» **Description of the task**
Using the records below, copy every line that holds the string "Michigan".

***** Provided material *****

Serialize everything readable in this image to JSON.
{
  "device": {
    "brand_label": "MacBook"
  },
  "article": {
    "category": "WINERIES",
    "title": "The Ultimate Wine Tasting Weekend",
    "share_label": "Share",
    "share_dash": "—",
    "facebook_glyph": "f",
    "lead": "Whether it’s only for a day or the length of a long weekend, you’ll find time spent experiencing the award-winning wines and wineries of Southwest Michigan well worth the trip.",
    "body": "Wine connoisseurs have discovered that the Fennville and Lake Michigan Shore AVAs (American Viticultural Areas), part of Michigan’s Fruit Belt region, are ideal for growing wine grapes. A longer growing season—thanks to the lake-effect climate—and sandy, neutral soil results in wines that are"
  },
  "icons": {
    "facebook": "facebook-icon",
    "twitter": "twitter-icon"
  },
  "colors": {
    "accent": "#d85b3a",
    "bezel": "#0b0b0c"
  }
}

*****

» **Written solution**
    "lead": "Whether it’s only for a day or the length of a long weekend, you’ll find time spent experiencing the award-winning wines and wineries of Southwest Michigan well worth the trip.",
    "body": "Wine connoisseurs have discovered that the Fennville and Lake Michigan Shore AVAs (American Viticultural Areas), part of Michigan’s Fruit Belt region, are ideal for growing wine grapes. A longer growing season—thanks to the lake-effect climate—and sandy, neutral soil results in wines that are"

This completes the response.